“You’re so American,” sneers Portugal. The Man guitarist and songwriter John Baldwin Gourley, a dude who looks a Fleet Foxes roadie but sings in a tenor/falsetto that’s steeped in the glitter of a thousand glam rock gods, as a bed of Ziggy-induced acoustic power chords, hand claps and strings rise around him like a forest of man-sized posies.
As suggested by its name and punctuation, Portugal. The Man specializes in shamelessly anthemic folderol, and on its sixth disc (and major label debut), the foursome embraces its inner Marc Bolan to the exclusion of nearly anything else. The neo-prog, math rock, and jam-band electronica trimmings of its early catalog have fallen away to focus on that early ’70s moment when psych put on its platform boots and reached for the stars. “Got It All (This Can’t Be Living Now)” is T. Rex as bolstered by Sgt. Pepper strings and Spiders From Mars guitars. “I want a world like my teacher told me it would be/I want a love like my parents told me it would be,” Gourley squeaks as if riding a unicorn into a cloud of helium, and there are 10 more bejeweled-hands-in-the-air moments just like that.
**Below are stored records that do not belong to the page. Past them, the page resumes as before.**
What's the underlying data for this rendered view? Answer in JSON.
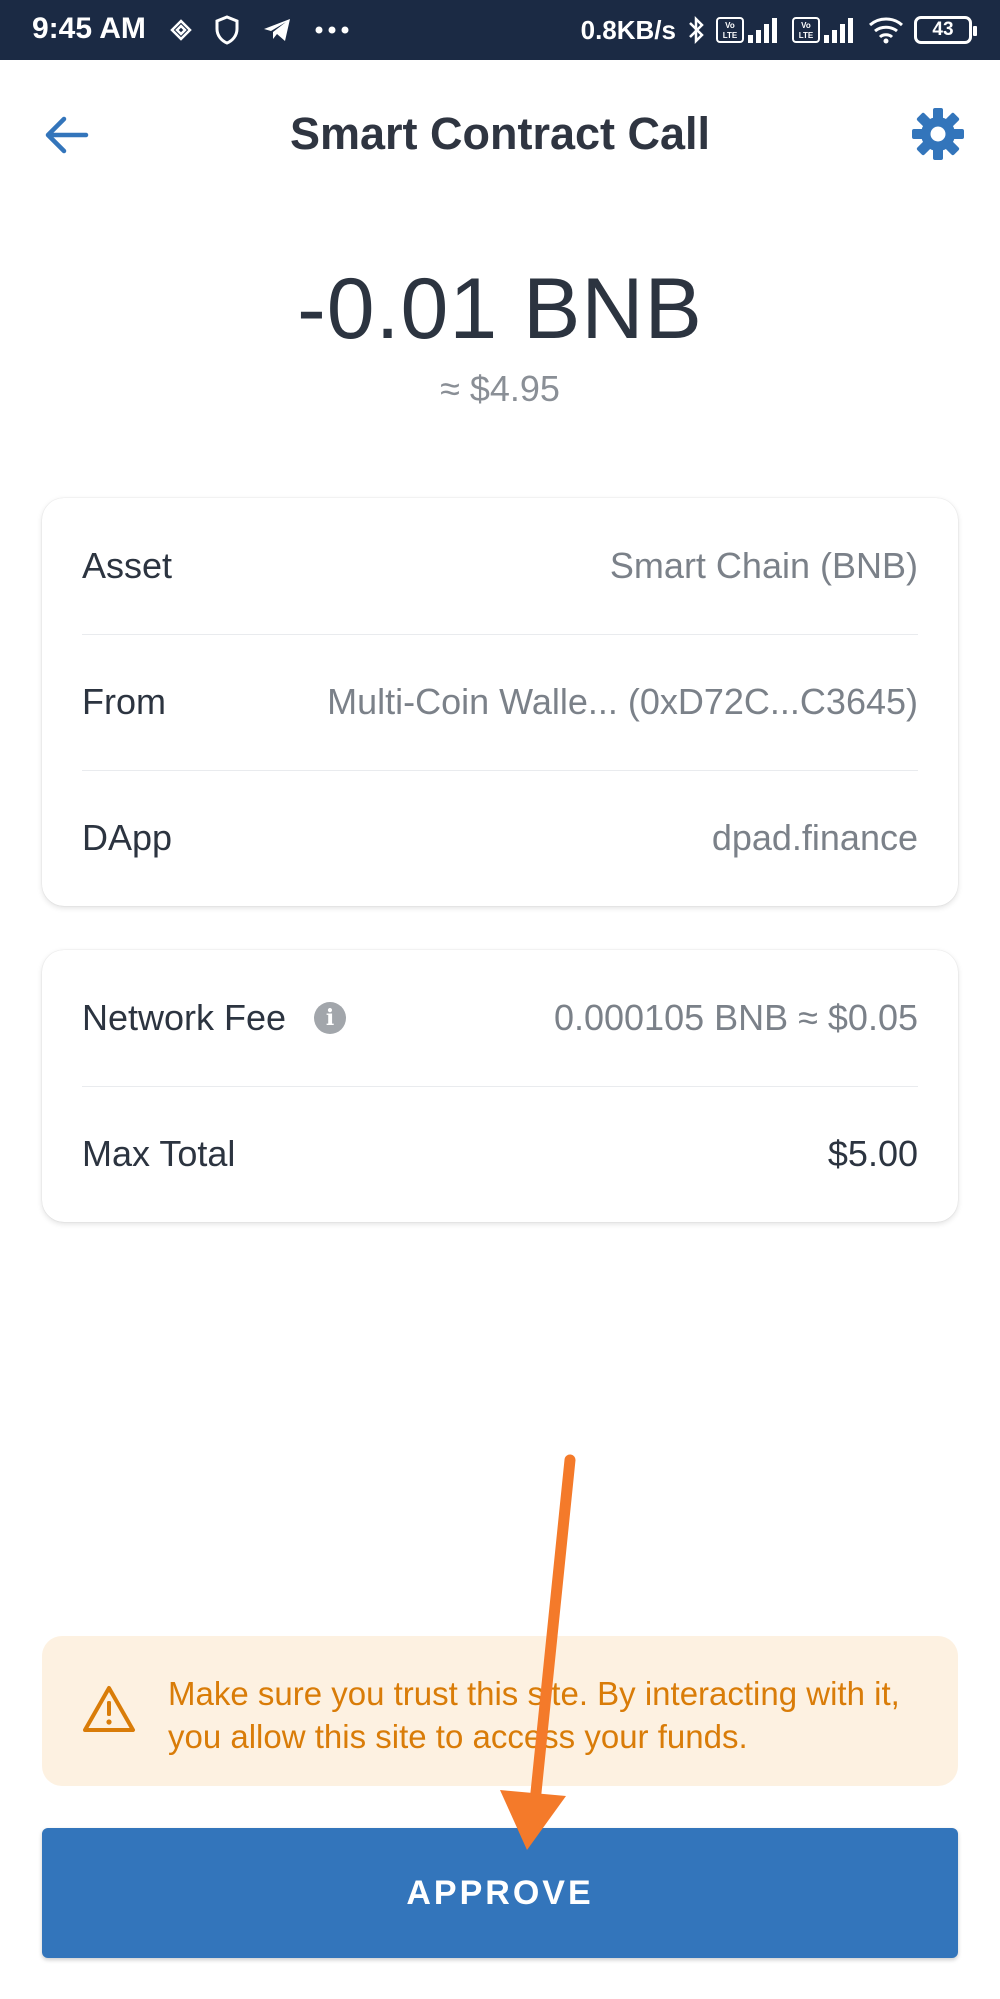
{
  "status_bar": {
    "time": "9:45 AM",
    "network_speed": "0.8KB/s",
    "battery": "43"
  },
  "header": {
    "title": "Smart Contract Call",
    "back_icon": "back-arrow-icon",
    "settings_icon": "gear-icon"
  },
  "amount": {
    "crypto": "-0.01 BNB",
    "fiat": "≈ $4.95"
  },
  "details": [
    {
      "label": "Asset",
      "value": "Smart Chain (BNB)"
    },
    {
      "label": "From",
      "value": "Multi-Coin Walle... (0xD72C...C3645)"
    },
    {
      "label": "DApp",
      "value": "dpad.finance"
    }
  ],
  "fees": [
    {
      "label": "Network Fee",
      "value": "0.000105 BNB ≈ $0.05"
    },
    {
      "label": "Max Total",
      "value": "$5.00"
    }
  ],
  "warning": {
    "text": "Make sure you trust this site. By interacting with it, you allow this site to access your funds."
  },
  "approve_button": {
    "label": "APPROVE"
  },
  "colors": {
    "accent": "#3375bb",
    "status_bar": "#1b2a44",
    "warning_bg": "#fdf1e1",
    "warning_text": "#d97c08",
    "annotation_arrow": "#f47a2a"
  }
}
Sometimes this single-mindedness can get a little overwhelming: When “You Carried Us” fades out and “Everything You See” kicks in, the latter feels like a second blast of the former song. Produced by Santigold/M.I.A. collaborator John Hill, and mixed by mainstream enabler Andy Wallace, In the Mountain rounds out this previously under-the-radar ensemble’s steady progression from eclecticism to refinement. This is P.TM’s time to hone its strengths and shine, and that it does here with double rainbow results. There’ll be other opportunities to expand.